There is no senior leader in the executive branch who cares about what innovation organizations are doing, which leaves innovation organizations with only one customer left to impress: Congress. So you try, three to four times a year, to show Congress you're doing something interesting. There is no incentive structure for innovation organizations to show how many of their claimed 12 "transformative" projects have transitioned to programs of record, how many are in the FYDP [Future Years Defense Program]. If the answer is none, what are we doing? Congress doesn't have the time to do that deep dive, so no one is asking those hard questions.
Although DoD has funding available to support technology development, much of that funding is concentrated in the early stages of development, and there is limited support for testing and the proof-of-concept demonstrations that can help sustain a company. As a result, much technology languishes in the "valley of death" — that is, the technology has been demonstrated and is technically ready to be transitioned to production and fielding but does not make it to the adoption stage. This occurs for the following reasons:

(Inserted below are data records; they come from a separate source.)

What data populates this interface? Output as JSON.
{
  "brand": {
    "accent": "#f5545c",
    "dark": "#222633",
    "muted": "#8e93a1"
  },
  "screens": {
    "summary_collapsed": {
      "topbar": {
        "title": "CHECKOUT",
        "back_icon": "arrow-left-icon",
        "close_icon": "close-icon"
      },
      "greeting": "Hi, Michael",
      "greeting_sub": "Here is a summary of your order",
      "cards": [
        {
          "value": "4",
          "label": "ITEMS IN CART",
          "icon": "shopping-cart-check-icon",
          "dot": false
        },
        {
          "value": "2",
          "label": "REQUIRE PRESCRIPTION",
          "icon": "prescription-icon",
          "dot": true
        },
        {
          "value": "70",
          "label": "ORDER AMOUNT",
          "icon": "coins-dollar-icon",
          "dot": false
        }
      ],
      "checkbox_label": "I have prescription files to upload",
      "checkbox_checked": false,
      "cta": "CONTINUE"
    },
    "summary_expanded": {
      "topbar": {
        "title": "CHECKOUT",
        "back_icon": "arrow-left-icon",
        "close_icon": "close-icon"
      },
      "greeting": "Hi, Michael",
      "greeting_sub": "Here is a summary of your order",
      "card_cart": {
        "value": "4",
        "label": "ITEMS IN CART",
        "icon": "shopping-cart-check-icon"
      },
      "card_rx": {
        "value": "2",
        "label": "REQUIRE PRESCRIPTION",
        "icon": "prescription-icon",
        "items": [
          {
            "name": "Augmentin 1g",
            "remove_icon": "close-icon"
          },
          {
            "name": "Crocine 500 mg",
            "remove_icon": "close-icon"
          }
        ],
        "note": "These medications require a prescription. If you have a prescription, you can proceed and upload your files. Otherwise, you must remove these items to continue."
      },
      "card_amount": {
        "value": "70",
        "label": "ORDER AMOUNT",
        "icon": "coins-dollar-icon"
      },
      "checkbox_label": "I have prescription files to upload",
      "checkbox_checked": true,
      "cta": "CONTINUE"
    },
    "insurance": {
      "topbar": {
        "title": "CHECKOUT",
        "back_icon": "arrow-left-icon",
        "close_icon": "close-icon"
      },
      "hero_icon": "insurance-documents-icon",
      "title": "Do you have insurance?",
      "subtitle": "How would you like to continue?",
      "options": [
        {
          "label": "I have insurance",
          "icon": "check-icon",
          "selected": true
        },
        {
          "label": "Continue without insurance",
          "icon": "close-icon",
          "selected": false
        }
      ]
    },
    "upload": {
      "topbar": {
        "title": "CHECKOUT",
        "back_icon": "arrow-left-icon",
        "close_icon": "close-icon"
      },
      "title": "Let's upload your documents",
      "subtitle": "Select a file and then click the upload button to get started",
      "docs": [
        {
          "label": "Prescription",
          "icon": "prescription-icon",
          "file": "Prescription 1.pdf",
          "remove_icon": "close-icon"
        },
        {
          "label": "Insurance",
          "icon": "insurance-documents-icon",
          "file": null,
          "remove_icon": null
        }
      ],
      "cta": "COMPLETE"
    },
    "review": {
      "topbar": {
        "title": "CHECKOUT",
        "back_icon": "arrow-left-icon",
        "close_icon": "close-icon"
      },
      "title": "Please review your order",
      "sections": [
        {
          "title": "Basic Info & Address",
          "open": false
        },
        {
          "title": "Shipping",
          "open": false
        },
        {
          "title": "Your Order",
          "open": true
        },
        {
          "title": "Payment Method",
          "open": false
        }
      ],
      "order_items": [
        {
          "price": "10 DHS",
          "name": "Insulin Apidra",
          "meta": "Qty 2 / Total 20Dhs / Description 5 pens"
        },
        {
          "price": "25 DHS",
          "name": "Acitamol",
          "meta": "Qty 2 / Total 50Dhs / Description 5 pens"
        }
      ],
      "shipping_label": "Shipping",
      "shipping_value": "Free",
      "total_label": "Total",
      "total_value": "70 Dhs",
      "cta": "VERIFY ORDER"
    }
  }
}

[Most innovation organizations] have no real sense of what the actual capability requirements are because almost every innovation organization does not talk to PMs or PEOs. The upshot of this disconnect is that innovation organizations have lost the bubble on where decisions are being made.
CTP throughput and effectiveness can be enhanced by policy levers that cultivate desired CTP characteristics, encourage and incentivize coordination and collaboration, and strike balance among organizational independence, free-market style competition, and more-centralized direction of the CTP.
Researchers made the following recommendations to DoD to support these ends. These recommendations are designed to be interdependent, mutually supportive, and implemented as a package.
We built [the technology] . . . and when they went back into the Navy laboratory system and it became pretty clear [the technology wasn't going] to come out of the laboratory system and . . . became "Hangar Queens," not because of technical reasons but just because there was no transition mechanism.
Commercial sector interviewee
DoD should carefully assess the costs, benefits, and unintended consequences of any potential change to the system. In addition, adopting innovative commercial technology for military use is not just a technical problem but also a cultural one. Innovative technology often requires adaptation — behavioral changes in how a problem is addressed. DoD should explore this aspect of technology adoption further to improve CTP outcomes.